### Assignment
Look through the data that follows and copy each line with the string "this".

*** Opening of Listed records ***

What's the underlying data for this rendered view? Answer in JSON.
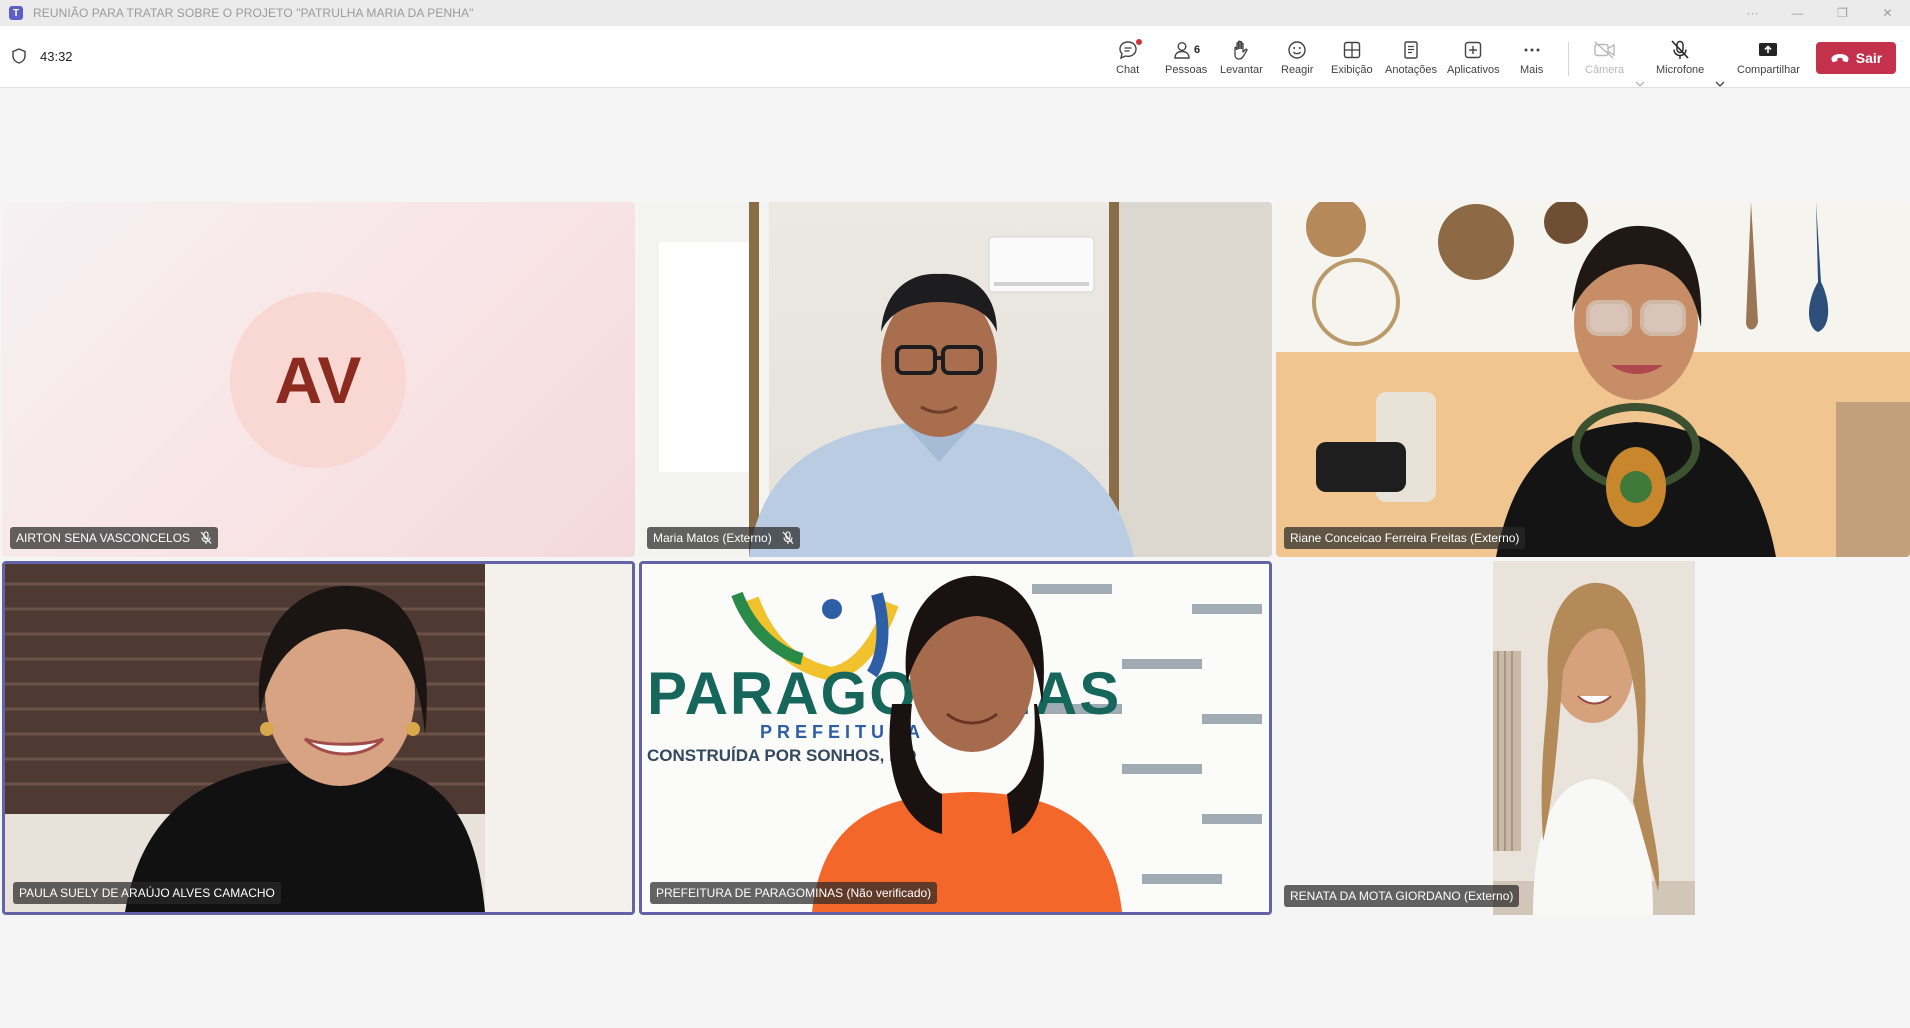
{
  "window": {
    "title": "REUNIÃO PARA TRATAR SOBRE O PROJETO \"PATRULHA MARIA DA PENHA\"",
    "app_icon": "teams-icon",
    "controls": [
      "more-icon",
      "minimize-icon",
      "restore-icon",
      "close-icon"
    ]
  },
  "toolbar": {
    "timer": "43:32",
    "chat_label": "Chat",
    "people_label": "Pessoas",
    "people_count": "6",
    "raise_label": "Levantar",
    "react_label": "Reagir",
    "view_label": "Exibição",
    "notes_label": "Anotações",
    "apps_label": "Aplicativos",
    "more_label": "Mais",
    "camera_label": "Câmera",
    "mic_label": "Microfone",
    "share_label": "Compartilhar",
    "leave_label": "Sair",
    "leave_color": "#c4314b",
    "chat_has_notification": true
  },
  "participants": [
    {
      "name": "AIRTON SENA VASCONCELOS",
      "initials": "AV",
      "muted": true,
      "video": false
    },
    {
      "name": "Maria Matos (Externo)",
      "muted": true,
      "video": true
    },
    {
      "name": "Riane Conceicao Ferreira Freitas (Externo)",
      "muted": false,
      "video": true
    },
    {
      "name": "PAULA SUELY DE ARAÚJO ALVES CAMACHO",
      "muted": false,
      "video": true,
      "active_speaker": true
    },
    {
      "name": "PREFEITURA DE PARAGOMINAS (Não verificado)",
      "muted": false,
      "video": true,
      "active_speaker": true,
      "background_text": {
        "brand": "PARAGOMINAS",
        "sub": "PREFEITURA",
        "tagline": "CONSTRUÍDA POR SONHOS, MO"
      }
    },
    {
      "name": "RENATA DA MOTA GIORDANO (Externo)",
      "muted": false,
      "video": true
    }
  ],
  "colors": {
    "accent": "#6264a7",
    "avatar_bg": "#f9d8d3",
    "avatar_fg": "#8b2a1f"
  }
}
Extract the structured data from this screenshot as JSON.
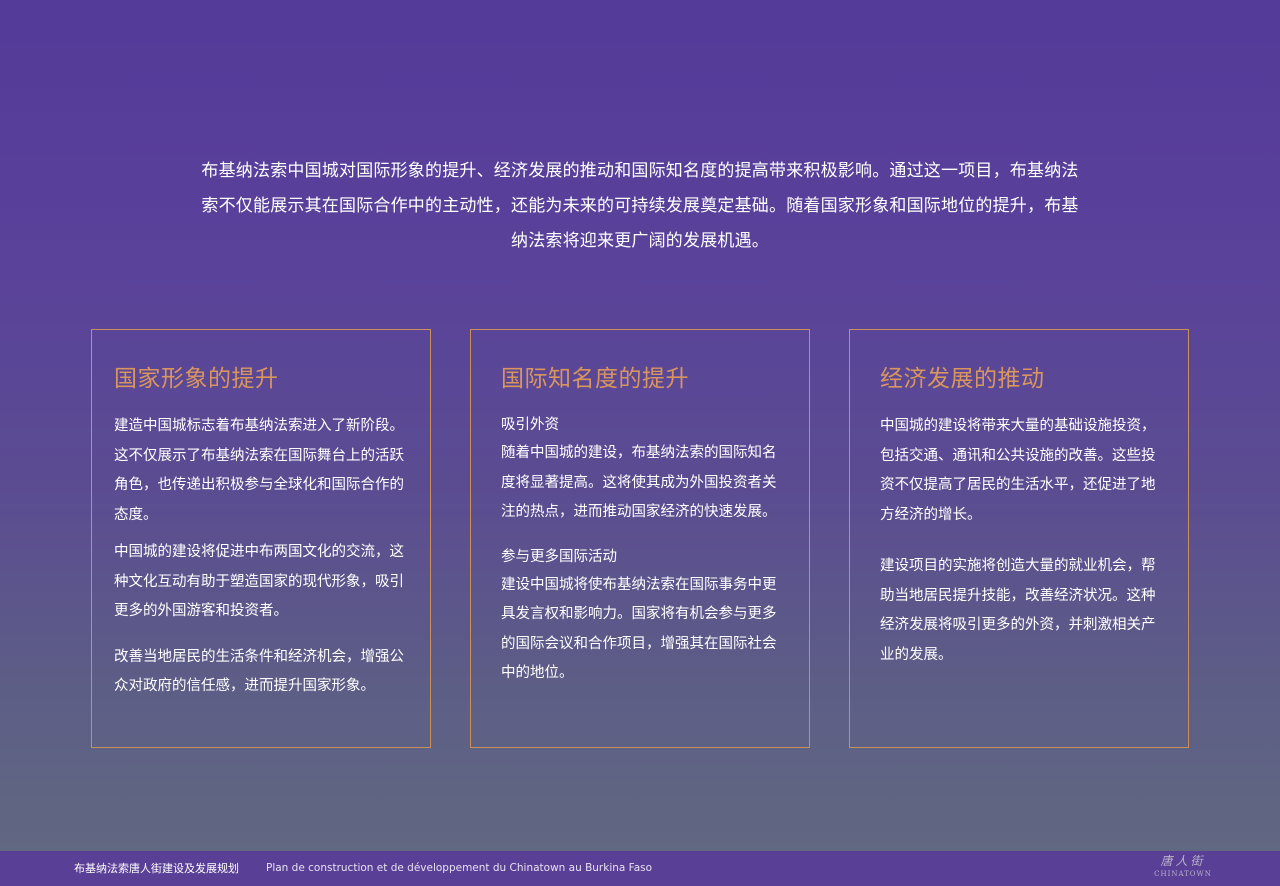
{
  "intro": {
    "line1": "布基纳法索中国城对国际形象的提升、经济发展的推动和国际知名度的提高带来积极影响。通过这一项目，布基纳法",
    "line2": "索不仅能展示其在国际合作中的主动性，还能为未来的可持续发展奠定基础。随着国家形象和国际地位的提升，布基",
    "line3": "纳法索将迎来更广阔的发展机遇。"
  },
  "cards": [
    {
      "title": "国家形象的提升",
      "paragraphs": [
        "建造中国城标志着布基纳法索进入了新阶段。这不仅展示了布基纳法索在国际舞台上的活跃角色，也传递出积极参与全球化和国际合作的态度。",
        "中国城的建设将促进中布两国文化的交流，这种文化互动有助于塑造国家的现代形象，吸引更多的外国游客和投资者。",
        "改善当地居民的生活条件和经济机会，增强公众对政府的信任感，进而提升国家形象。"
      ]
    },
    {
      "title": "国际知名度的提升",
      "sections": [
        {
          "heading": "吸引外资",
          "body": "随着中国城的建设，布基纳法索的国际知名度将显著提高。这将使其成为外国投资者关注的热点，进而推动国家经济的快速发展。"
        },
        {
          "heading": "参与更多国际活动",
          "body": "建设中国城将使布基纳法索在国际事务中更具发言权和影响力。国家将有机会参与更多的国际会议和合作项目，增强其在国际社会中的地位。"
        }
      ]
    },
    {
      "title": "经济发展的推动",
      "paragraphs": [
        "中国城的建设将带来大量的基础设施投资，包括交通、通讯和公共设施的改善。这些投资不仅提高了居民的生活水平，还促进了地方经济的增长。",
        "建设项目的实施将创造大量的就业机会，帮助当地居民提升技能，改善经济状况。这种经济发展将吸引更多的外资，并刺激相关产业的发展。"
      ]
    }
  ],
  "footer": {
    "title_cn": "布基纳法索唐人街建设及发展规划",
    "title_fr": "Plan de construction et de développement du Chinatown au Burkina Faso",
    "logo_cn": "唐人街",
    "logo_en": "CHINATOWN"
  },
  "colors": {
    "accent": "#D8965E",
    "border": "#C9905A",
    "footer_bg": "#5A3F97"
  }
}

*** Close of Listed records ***

### Exercise response
What's the underlying data for this rendered view? Answer in JSON.
Extract the structured data from this screenshot as JSON.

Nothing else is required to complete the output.